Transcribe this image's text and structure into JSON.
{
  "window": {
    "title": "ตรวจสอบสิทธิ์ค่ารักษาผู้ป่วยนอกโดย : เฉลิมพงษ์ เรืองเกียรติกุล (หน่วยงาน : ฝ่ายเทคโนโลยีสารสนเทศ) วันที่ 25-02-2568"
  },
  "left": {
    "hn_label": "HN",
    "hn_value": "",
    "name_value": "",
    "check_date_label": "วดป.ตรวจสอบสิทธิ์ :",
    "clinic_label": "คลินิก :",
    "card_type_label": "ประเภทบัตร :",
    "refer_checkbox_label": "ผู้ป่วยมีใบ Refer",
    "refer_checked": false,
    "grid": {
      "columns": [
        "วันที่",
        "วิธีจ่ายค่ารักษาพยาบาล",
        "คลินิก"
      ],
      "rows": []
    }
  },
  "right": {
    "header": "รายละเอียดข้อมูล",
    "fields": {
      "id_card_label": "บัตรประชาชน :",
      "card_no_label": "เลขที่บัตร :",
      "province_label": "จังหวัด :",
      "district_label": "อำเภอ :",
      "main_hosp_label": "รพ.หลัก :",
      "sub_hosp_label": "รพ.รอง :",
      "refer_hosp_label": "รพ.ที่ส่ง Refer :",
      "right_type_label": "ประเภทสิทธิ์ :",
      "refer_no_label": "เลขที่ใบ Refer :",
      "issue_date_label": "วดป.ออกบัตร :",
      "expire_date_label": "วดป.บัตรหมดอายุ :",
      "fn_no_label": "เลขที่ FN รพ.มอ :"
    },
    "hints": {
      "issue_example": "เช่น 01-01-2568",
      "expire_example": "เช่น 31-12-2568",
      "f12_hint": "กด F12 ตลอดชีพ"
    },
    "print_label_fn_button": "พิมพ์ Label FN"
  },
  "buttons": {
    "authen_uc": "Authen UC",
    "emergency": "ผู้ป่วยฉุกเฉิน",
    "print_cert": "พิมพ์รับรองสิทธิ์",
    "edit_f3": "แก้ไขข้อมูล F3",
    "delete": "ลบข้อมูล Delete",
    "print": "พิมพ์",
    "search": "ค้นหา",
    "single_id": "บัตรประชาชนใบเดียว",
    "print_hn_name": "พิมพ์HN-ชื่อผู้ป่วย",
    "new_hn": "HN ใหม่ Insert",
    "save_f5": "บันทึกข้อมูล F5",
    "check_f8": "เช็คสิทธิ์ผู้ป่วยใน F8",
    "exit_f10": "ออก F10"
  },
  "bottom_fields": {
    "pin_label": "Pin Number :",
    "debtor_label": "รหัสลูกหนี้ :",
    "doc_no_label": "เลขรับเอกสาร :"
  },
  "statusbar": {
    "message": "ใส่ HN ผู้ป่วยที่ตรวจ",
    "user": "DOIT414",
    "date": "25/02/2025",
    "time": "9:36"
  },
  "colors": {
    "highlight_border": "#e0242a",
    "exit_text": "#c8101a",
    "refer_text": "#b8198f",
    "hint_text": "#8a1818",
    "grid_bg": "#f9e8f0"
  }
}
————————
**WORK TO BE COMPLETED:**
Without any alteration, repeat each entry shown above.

**RESULT:**
Transcribe this image's text and structure into JSON.
{
  "window": {
    "title": "ตรวจสอบสิทธิ์ค่ารักษาผู้ป่วยนอกโดย : เฉลิมพงษ์ เรืองเกียรติกุล (หน่วยงาน : ฝ่ายเทคโนโลยีสารสนเทศ) วันที่ 25-02-2568"
  },
  "left": {
    "hn_label": "HN",
    "hn_value": "",
    "name_value": "",
    "check_date_label": "วดป.ตรวจสอบสิทธิ์ :",
    "clinic_label": "คลินิก :",
    "card_type_label": "ประเภทบัตร :",
    "refer_checkbox_label": "ผู้ป่วยมีใบ Refer",
    "refer_checked": false,
    "grid": {
      "columns": [
        "วันที่",
        "วิธีจ่ายค่ารักษาพยาบาล",
        "คลินิก"
      ],
      "rows": []
    }
  },
  "right": {
    "header": "รายละเอียดข้อมูล",
    "fields": {
      "id_card_label": "บัตรประชาชน :",
      "card_no_label": "เลขที่บัตร :",
      "province_label": "จังหวัด :",
      "district_label": "อำเภอ :",
      "main_hosp_label": "รพ.หลัก :",
      "sub_hosp_label": "รพ.รอง :",
      "refer_hosp_label": "รพ.ที่ส่ง Refer :",
      "right_type_label": "ประเภทสิทธิ์ :",
      "refer_no_label": "เลขที่ใบ Refer :",
      "issue_date_label": "วดป.ออกบัตร :",
      "expire_date_label": "วดป.บัตรหมดอายุ :",
      "fn_no_label": "เลขที่ FN รพ.มอ :"
    },
    "hints": {
      "issue_example": "เช่น 01-01-2568",
      "expire_example": "เช่น 31-12-2568",
      "f12_hint": "กด F12 ตลอดชีพ"
    },
    "print_label_fn_button": "พิมพ์ Label FN"
  },
  "buttons": {
    "authen_uc": "Authen UC",
    "emergency": "ผู้ป่วยฉุกเฉิน",
    "print_cert": "พิมพ์รับรองสิทธิ์",
    "edit_f3": "แก้ไขข้อมูล F3",
    "delete": "ลบข้อมูล Delete",
    "print": "พิมพ์",
    "search": "ค้นหา",
    "single_id": "บัตรประชาชนใบเดียว",
    "print_hn_name": "พิมพ์HN-ชื่อผู้ป่วย",
    "new_hn": "HN ใหม่ Insert",
    "save_f5": "บันทึกข้อมูล F5",
    "check_f8": "เช็คสิทธิ์ผู้ป่วยใน F8",
    "exit_f10": "ออก F10"
  },
  "bottom_fields": {
    "pin_label": "Pin Number :",
    "debtor_label": "รหัสลูกหนี้ :",
    "doc_no_label": "เลขรับเอกสาร :"
  },
  "statusbar": {
    "message": "ใส่ HN ผู้ป่วยที่ตรวจ",
    "user": "DOIT414",
    "date": "25/02/2025",
    "time": "9:36"
  },
  "colors": {
    "highlight_border": "#e0242a",
    "exit_text": "#c8101a",
    "refer_text": "#b8198f",
    "hint_text": "#8a1818",
    "grid_bg": "#f9e8f0"
  }
}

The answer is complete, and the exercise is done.